Worldbuilding: Avoiding The Dump
We don’t need to beat this one over the head, but here’s a real quick example (again from the book I’m reading).
“She reached around to the stem and pulled, tearing it off at the head. Sounds just like the one serving of vegetables we got back in Omez’s pens. We only had to be healthy enough for labor, not healthy enough to keep our teeth.”
This is the sort of painful infodumping that stops a reader cold because it comes off so incredibly unnatural. People simply don’t talk to themselves like this. That last sentence especially bothers me because it is the type of thing a person might say to another person in conversation. In that context, it would be fine ’cause they are explaining an experience they had.
But people don’t explain experiences to themselves like that, mostly on account of the fact that we already know what is going to be said. Which means the only reason to say it is to pander to the audience. When you do that, you might as well donkey kick the fourth wall and talk to us directly.
We never say: Boy, it’s windy up here, just like that time I stood on the edge of the Grand Canyon. That was hard, dear reader, because I’m so afraid of heights. That is until Sarah came into my life and helped me conquer that fear.
If you don’t see how these examples are stilted and confusing, message me and I’ll try and explain. If you get the gist, then go ahead and knock it off. Stop inserting these types of misuses of Inner Dialogue into your story.
Ah, see… now wasn’t that fun? Admit it, you had a hoot. No? Really?
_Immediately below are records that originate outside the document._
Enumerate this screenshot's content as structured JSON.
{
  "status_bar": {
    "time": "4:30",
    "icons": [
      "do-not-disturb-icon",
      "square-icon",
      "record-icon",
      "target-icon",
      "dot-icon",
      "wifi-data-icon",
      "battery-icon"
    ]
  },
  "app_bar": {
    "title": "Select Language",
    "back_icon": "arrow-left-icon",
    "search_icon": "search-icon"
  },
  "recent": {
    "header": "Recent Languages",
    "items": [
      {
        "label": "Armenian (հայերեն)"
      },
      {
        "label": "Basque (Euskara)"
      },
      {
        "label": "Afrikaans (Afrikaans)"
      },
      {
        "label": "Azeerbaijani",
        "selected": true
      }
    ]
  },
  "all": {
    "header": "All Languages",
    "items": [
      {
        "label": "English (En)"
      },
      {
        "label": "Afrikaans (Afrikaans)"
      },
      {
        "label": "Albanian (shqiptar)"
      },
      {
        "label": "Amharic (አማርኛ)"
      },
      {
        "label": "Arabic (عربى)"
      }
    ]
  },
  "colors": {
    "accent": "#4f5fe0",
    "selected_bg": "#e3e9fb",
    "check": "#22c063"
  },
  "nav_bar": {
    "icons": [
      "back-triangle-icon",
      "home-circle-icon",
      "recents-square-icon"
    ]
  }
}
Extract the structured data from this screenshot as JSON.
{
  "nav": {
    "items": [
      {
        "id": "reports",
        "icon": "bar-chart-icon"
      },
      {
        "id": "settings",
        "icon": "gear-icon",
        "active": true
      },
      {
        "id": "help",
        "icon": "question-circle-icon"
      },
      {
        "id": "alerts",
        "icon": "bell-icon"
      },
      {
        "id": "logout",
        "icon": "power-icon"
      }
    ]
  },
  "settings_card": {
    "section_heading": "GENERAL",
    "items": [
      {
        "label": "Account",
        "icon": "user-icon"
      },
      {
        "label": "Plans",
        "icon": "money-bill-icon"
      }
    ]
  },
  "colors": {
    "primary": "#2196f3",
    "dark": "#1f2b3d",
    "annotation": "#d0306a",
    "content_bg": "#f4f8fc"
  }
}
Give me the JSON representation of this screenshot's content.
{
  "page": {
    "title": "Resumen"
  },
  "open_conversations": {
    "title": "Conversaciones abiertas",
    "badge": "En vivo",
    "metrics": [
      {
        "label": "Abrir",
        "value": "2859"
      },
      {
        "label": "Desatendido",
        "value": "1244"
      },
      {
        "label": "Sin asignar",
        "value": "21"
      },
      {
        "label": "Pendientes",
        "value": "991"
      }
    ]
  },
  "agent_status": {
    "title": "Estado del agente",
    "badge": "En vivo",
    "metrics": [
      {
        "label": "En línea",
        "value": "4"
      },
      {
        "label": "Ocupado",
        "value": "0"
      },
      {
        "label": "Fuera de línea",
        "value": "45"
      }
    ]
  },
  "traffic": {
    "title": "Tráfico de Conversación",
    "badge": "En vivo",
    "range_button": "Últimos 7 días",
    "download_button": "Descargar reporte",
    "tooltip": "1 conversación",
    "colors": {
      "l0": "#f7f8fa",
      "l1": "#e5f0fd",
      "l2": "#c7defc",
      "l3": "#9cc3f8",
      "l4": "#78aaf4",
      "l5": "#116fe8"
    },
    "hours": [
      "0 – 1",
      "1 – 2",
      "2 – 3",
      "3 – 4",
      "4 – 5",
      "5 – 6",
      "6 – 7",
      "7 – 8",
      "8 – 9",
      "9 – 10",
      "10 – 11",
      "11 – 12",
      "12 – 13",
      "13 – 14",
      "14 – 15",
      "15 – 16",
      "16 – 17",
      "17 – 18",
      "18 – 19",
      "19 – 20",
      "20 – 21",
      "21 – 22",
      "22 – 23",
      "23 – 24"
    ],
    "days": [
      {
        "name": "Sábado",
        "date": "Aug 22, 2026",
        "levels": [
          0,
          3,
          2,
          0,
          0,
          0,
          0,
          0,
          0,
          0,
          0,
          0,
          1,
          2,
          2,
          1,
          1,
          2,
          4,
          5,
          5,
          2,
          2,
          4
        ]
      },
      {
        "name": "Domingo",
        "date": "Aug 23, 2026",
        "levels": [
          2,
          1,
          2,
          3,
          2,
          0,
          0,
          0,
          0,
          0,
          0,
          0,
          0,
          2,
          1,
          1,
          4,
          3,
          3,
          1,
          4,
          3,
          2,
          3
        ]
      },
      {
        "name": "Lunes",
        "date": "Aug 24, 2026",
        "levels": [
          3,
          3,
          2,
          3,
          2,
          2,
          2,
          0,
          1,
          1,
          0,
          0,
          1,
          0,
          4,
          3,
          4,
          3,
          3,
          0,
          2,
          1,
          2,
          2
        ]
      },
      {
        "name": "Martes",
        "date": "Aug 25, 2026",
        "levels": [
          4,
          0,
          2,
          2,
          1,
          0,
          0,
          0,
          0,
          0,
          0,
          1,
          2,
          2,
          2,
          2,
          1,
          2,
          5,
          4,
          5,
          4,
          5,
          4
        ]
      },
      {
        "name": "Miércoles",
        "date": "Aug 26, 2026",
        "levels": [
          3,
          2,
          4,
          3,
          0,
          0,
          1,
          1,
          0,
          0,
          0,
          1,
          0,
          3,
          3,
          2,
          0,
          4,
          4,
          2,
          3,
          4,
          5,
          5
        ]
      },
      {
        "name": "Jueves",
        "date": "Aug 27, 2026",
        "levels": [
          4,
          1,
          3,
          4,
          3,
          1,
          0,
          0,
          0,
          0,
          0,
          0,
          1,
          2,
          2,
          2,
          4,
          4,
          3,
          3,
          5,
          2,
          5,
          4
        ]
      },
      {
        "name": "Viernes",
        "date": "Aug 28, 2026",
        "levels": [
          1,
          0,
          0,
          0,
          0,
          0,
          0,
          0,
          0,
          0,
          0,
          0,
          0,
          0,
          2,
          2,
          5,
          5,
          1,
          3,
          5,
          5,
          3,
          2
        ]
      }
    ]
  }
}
You didn’t? Well, your thought bubble says otherwise.
Before you leave, stop over to the comments and tell me what aspects of writing craft and science fiction you’d like to talk about in the future. I love suggestions!